[Opening INPUT section]
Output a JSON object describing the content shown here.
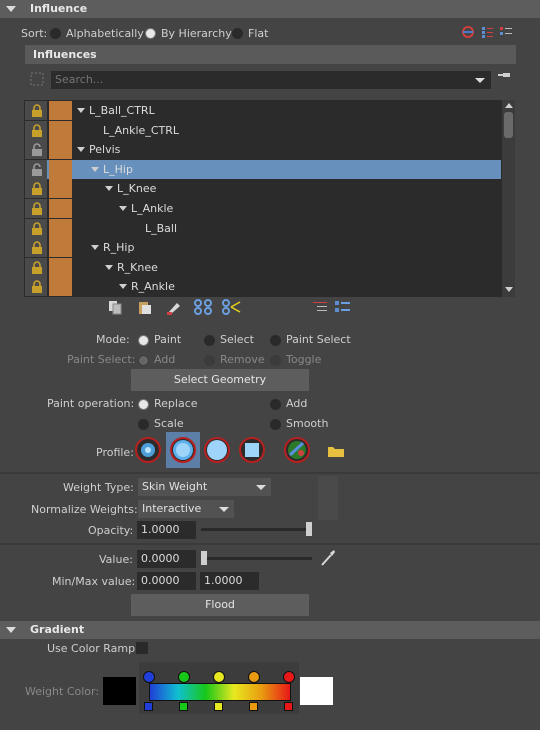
{
  "influence_header": {
    "title": "Influence"
  },
  "sort": {
    "label": "Sort:",
    "options": [
      "Alphabetically",
      "By Hierarchy",
      "Flat"
    ],
    "selected": "By Hierarchy"
  },
  "influences": {
    "title": "Influences",
    "search_placeholder": "Search...",
    "rows": [
      {
        "name": "L_Ball_CTRL",
        "locked": true,
        "selected": false
      },
      {
        "name": "L_Ankle_CTRL",
        "locked": true,
        "selected": false
      },
      {
        "name": "Pelvis",
        "locked": false,
        "selected": false
      },
      {
        "name": "L_Hip",
        "locked": false,
        "selected": true
      },
      {
        "name": "L_Knee",
        "locked": true,
        "selected": false
      },
      {
        "name": "L_Ankle",
        "locked": true,
        "selected": false
      },
      {
        "name": "L_Ball",
        "locked": true,
        "selected": false
      },
      {
        "name": "R_Hip",
        "locked": true,
        "selected": false
      },
      {
        "name": "R_Knee",
        "locked": true,
        "selected": false
      },
      {
        "name": "R_Ankle",
        "locked": true,
        "selected": false
      }
    ]
  },
  "mode": {
    "label": "Mode:",
    "options": [
      "Paint",
      "Select",
      "Paint Select"
    ],
    "selected": "Paint"
  },
  "paint_select": {
    "label": "Paint Select:",
    "options": [
      "Add",
      "Remove",
      "Toggle"
    ],
    "selected": "Add",
    "enabled": false
  },
  "select_geometry": {
    "label": "Select Geometry"
  },
  "paint_operation": {
    "label": "Paint operation:",
    "options": [
      "Replace",
      "Add",
      "Scale",
      "Smooth"
    ],
    "selected": "Replace"
  },
  "profile": {
    "label": "Profile:",
    "selected_index": 1
  },
  "weight_type": {
    "label": "Weight Type:",
    "value": "Skin Weight"
  },
  "normalize_weights": {
    "label": "Normalize Weights:",
    "value": "Interactive"
  },
  "opacity": {
    "label": "Opacity:",
    "value": "1.0000",
    "fraction": 1.0
  },
  "value": {
    "label": "Value:",
    "value": "0.0000",
    "fraction": 0.0
  },
  "minmax": {
    "label": "Min/Max value:",
    "min": "0.0000",
    "max": "1.0000"
  },
  "flood": {
    "label": "Flood"
  },
  "gradient_header": {
    "title": "Gradient"
  },
  "use_color_ramp": {
    "label": "Use Color Ramp",
    "checked": false
  },
  "weight_color": {
    "label": "Weight Color:",
    "left_swatch": "#000000",
    "right_swatch": "#ffffff",
    "ramp_colors": [
      "#1f3fd8",
      "#10c0d0",
      "#18c818",
      "#e8e820",
      "#e89a10",
      "#e81818"
    ],
    "marker_colors": [
      "#1f3fd8",
      "#18c818",
      "#e8e820",
      "#e89a10",
      "#e81818"
    ]
  },
  "colors": {
    "lock_color": "#c7a02c",
    "joint_color": "#c07a3a",
    "selection": "#6790bd"
  }
}
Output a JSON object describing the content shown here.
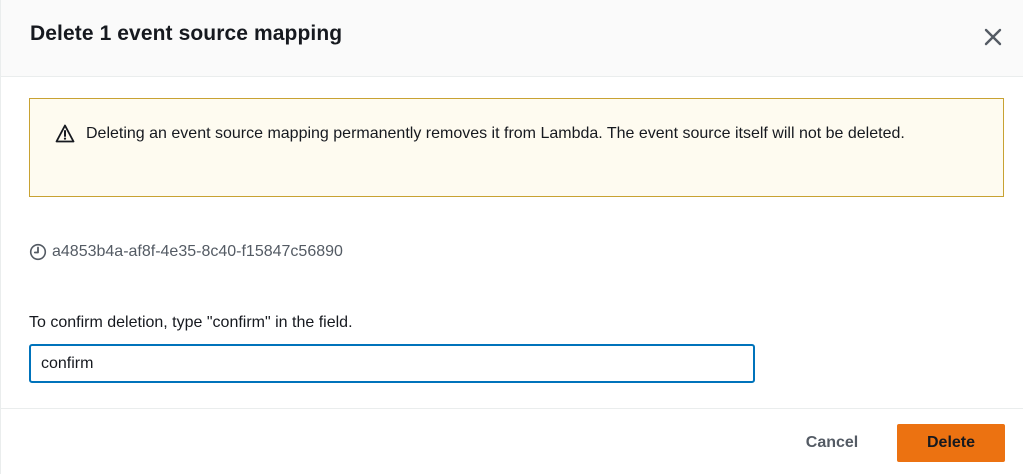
{
  "modal": {
    "title": "Delete 1 event source mapping",
    "close_icon": "close-icon"
  },
  "warning": {
    "icon": "warning-triangle-icon",
    "text": "Deleting an event source mapping permanently removes it from Lambda. The event source itself will not be deleted."
  },
  "resource": {
    "icon": "clock-icon",
    "id": "a4853b4a-af8f-4e35-8c40-f15847c56890"
  },
  "confirm": {
    "label": "To confirm deletion, type \"confirm\" in the field.",
    "value": "confirm"
  },
  "footer": {
    "cancel_label": "Cancel",
    "delete_label": "Delete"
  },
  "colors": {
    "primary_button": "#ec7211",
    "input_focus_border": "#0073bb",
    "warning_border": "#c8a232",
    "warning_background": "#fefbf0"
  }
}
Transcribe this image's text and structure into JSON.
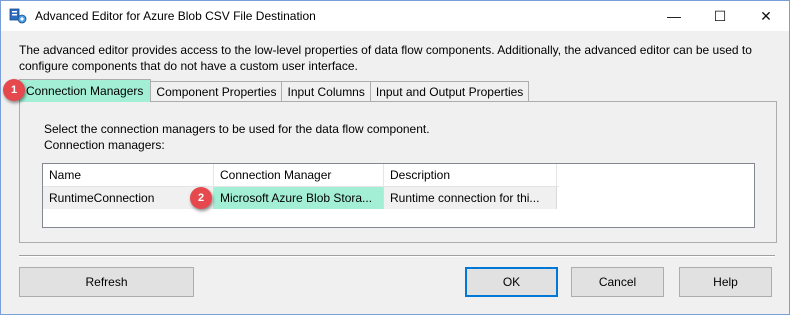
{
  "window": {
    "title": "Advanced Editor for Azure Blob CSV File Destination",
    "minimize_glyph": "—",
    "maximize_glyph": "☐",
    "close_glyph": "✕"
  },
  "description": "The advanced editor provides access to the low-level properties of data flow components. Additionally, the advanced editor can be used to configure components that do not have a custom user interface.",
  "tabs": [
    {
      "label": "Connection Managers",
      "active": true
    },
    {
      "label": "Component Properties",
      "active": false
    },
    {
      "label": "Input Columns",
      "active": false
    },
    {
      "label": "Input and Output Properties",
      "active": false
    }
  ],
  "panel": {
    "instruction": "Select the connection managers to be used for the data flow component.",
    "list_label": "Connection managers:"
  },
  "grid": {
    "columns": [
      "Name",
      "Connection Manager",
      "Description"
    ],
    "rows": [
      [
        "RuntimeConnection",
        "Microsoft Azure Blob Stora...",
        "Runtime connection for thi..."
      ]
    ]
  },
  "markers": [
    "1",
    "2"
  ],
  "buttons": {
    "refresh": "Refresh",
    "ok": "OK",
    "cancel": "Cancel",
    "help": "Help"
  },
  "colors": {
    "highlight": "#a3efd6",
    "marker": "#e5494d",
    "default_button_border": "#0078d7"
  }
}
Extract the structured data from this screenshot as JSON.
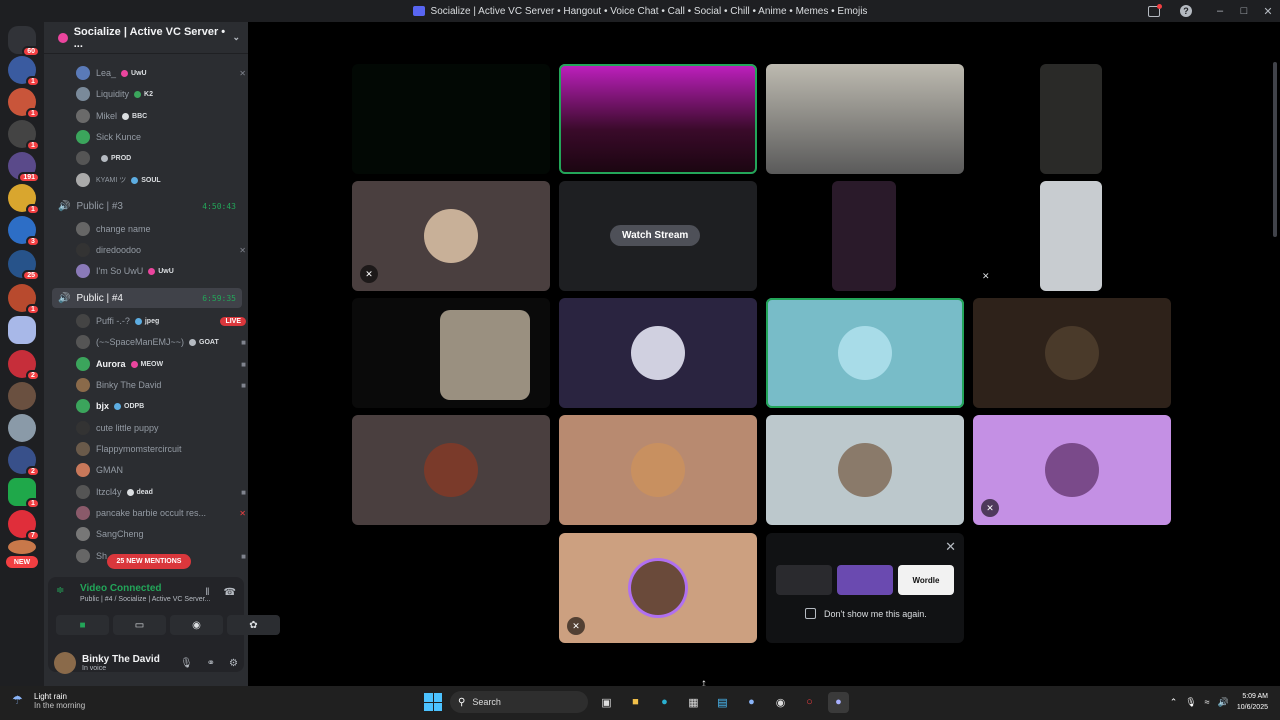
{
  "window": {
    "title": "Socialize | Active VC Server • Hangout • Voice Chat • Call • Social • Chill • Anime • Memes • Emojis"
  },
  "guilds": {
    "badges": [
      "60",
      "1",
      "1",
      "1",
      "191",
      "1",
      "3",
      "25",
      "1",
      "2",
      "1",
      "2",
      "1",
      "7"
    ],
    "new_label": "NEW"
  },
  "server": {
    "name": "Socialize | Active VC Server • ..."
  },
  "top_users": [
    {
      "name": "Lea_",
      "tag": "UwU",
      "tag_color": "#eb459e"
    },
    {
      "name": "Liquidity",
      "tag": "K2",
      "tag_color": "#3ba55c"
    },
    {
      "name": "Mikel",
      "tag": "BBC",
      "tag_color": "#dbdee1"
    },
    {
      "name": "Sick Kunce",
      "tag": "",
      "tag_color": ""
    },
    {
      "name": "",
      "tag": "PROD",
      "tag_color": "#b5bac1"
    },
    {
      "name": "KYAMI ツ",
      "tag": "SOUL",
      "tag_color": "#5dade2"
    }
  ],
  "channel3": {
    "name": "Public | #3",
    "time": "4:50:43",
    "users": [
      {
        "name": "change name"
      },
      {
        "name": "diredoodoo"
      },
      {
        "name": "I'm So UwU",
        "tag": "UwU"
      }
    ]
  },
  "channel4": {
    "name": "Public | #4",
    "time": "6:59:35",
    "users": [
      {
        "name": "Puffi -.-?",
        "tag": "jpeg",
        "live": "LIVE"
      },
      {
        "name": "(~~SpaceManEMJ~~)",
        "tag": "GOAT"
      },
      {
        "name": "Aurora",
        "tag": "MEOW"
      },
      {
        "name": "Binky The David"
      },
      {
        "name": "bjx",
        "tag": "ODPB"
      },
      {
        "name": "cute little puppy"
      },
      {
        "name": "Flappymomstercircuit"
      },
      {
        "name": "GMAN"
      },
      {
        "name": "Itzcl4y",
        "tag": "dead"
      },
      {
        "name": "pancake barbie occult res..."
      },
      {
        "name": "SangCheng"
      },
      {
        "name": "Sh..."
      }
    ]
  },
  "mentions": "25 NEW MENTIONS",
  "voice_panel": {
    "status": "Video Connected",
    "location": "Public | #4 / Socialize | Active VC Server..."
  },
  "user_panel": {
    "name": "Binky The David",
    "status": "In voice"
  },
  "grid": {
    "watch_stream": "Watch Stream"
  },
  "promo": {
    "card3": "Wordle",
    "checkbox_label": "Don't show me this again."
  },
  "taskbar": {
    "weather_title": "Light rain",
    "weather_sub": "In the morning",
    "search": "Search",
    "time": "5:09 AM",
    "date": "10/6/2025"
  }
}
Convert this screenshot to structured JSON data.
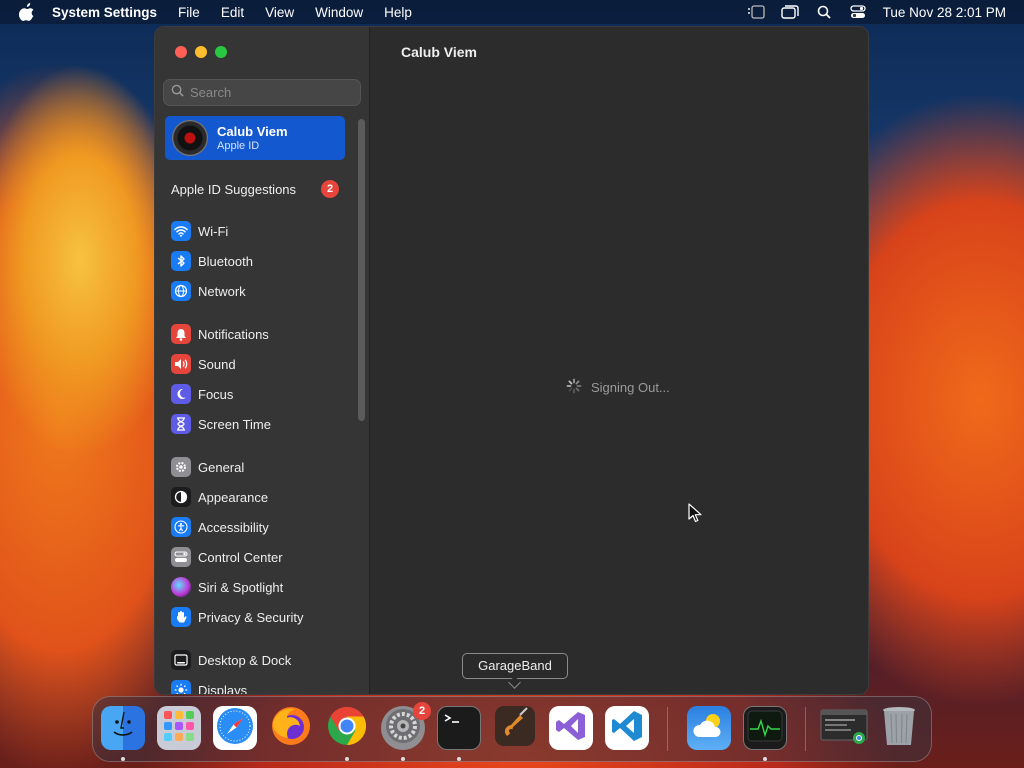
{
  "menubar": {
    "app_name": "System Settings",
    "menus": [
      "File",
      "Edit",
      "View",
      "Window",
      "Help"
    ],
    "clock": "Tue Nov 28  2:01 PM"
  },
  "sidebar": {
    "search_placeholder": "Search",
    "account": {
      "name": "Calub Viem",
      "subtitle": "Apple ID"
    },
    "suggestions": {
      "label": "Apple ID Suggestions",
      "badge": "2"
    },
    "items": [
      {
        "label": "Wi-Fi",
        "icon": "wifi-icon",
        "color": "#1a7cf5"
      },
      {
        "label": "Bluetooth",
        "icon": "bluetooth-icon",
        "color": "#1a7cf5"
      },
      {
        "label": "Network",
        "icon": "globe-icon",
        "color": "#1a7cf5"
      },
      {
        "label": "Notifications",
        "icon": "bell-icon",
        "color": "#e5453b"
      },
      {
        "label": "Sound",
        "icon": "speaker-icon",
        "color": "#e5453b"
      },
      {
        "label": "Focus",
        "icon": "moon-icon",
        "color": "#5e5ce6"
      },
      {
        "label": "Screen Time",
        "icon": "hourglass-icon",
        "color": "#5e5ce6"
      },
      {
        "label": "General",
        "icon": "gear-icon",
        "color": "#8e8e93"
      },
      {
        "label": "Appearance",
        "icon": "appearance-icon",
        "color": "#1c1c1e"
      },
      {
        "label": "Accessibility",
        "icon": "accessibility-icon",
        "color": "#1a7cf5"
      },
      {
        "label": "Control Center",
        "icon": "control-center-icon",
        "color": "#8e8e93"
      },
      {
        "label": "Siri & Spotlight",
        "icon": "siri-icon",
        "color": "#c03ad6"
      },
      {
        "label": "Privacy & Security",
        "icon": "hand-icon",
        "color": "#1a7cf5"
      },
      {
        "label": "Desktop & Dock",
        "icon": "desktop-icon",
        "color": "#1c1c1e"
      },
      {
        "label": "Displays",
        "icon": "sun-icon",
        "color": "#1a7cf5"
      }
    ]
  },
  "main": {
    "title": "Calub Viem",
    "status": "Signing Out..."
  },
  "tooltip": "GarageBand",
  "dock": {
    "apps": [
      {
        "name": "Finder",
        "icon": "finder-icon"
      },
      {
        "name": "Launchpad",
        "icon": "launchpad-icon"
      },
      {
        "name": "Safari",
        "icon": "safari-icon"
      },
      {
        "name": "Firefox",
        "icon": "firefox-icon"
      },
      {
        "name": "Chrome",
        "icon": "chrome-icon"
      },
      {
        "name": "System Settings",
        "icon": "system-settings-icon",
        "badge": "2"
      },
      {
        "name": "Terminal",
        "icon": "terminal-icon"
      },
      {
        "name": "GarageBand",
        "icon": "garageband-icon"
      },
      {
        "name": "Visual Studio",
        "icon": "visual-studio-icon"
      },
      {
        "name": "VS Code",
        "icon": "vscode-icon"
      },
      {
        "name": "Weather",
        "icon": "weather-icon"
      },
      {
        "name": "Activity Monitor",
        "icon": "activity-monitor-icon"
      },
      {
        "name": "Chrome Window",
        "icon": "chrome-window-icon"
      },
      {
        "name": "Trash",
        "icon": "trash-icon"
      }
    ]
  }
}
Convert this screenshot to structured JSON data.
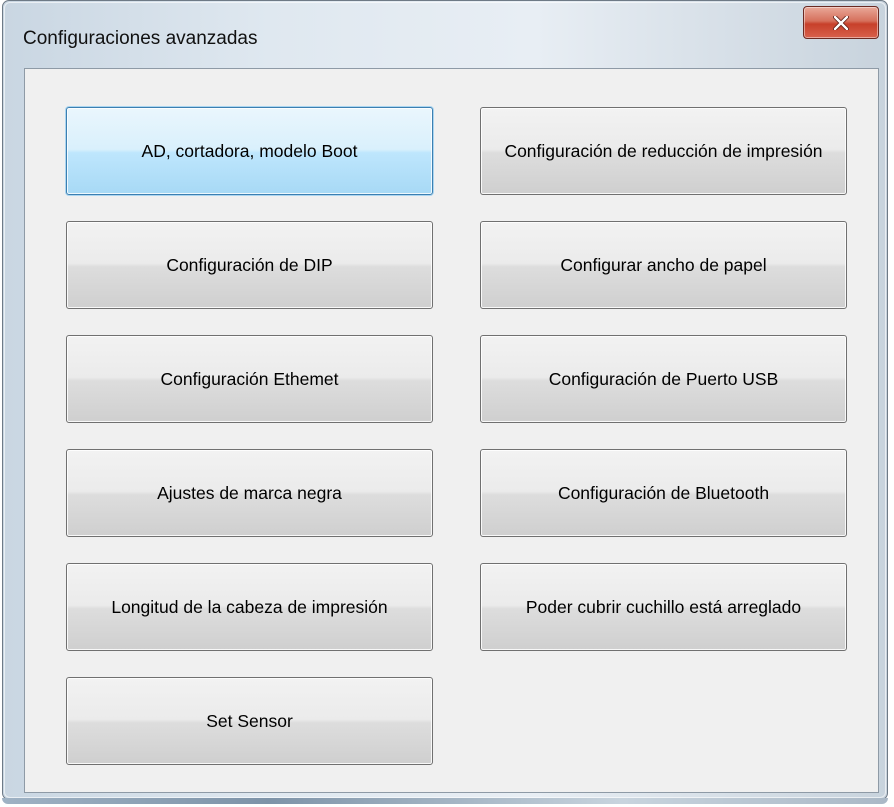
{
  "window": {
    "title": "Configuraciones avanzadas",
    "close_label": "×"
  },
  "buttons": {
    "ad_cutter_boot": "AD, cortadora, modelo Boot",
    "print_reduction": "Configuración de reducción de impresión",
    "dip": "Configuración de DIP",
    "paper_width": "Configurar ancho de papel",
    "ethernet": "Configuración Ethemet",
    "usb_port": "Configuración de Puerto USB",
    "black_mark": "Ajustes de marca negra",
    "bluetooth": "Configuración de Bluetooth",
    "print_head_length": "Longitud de la cabeza de impresión",
    "knife_cover": "Poder cubrir cuchillo está arreglado",
    "set_sensor": "Set Sensor"
  },
  "colors": {
    "close_button": "#c7402a",
    "focus_border": "#3c7fb1",
    "client_background": "#f0f0f0"
  },
  "icons": {
    "close": "close-icon"
  }
}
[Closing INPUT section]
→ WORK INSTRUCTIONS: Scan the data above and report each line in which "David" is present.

→ SOLUTION TO THIS TASK:
        "name": "Binky The David"
    "name": "Binky The David",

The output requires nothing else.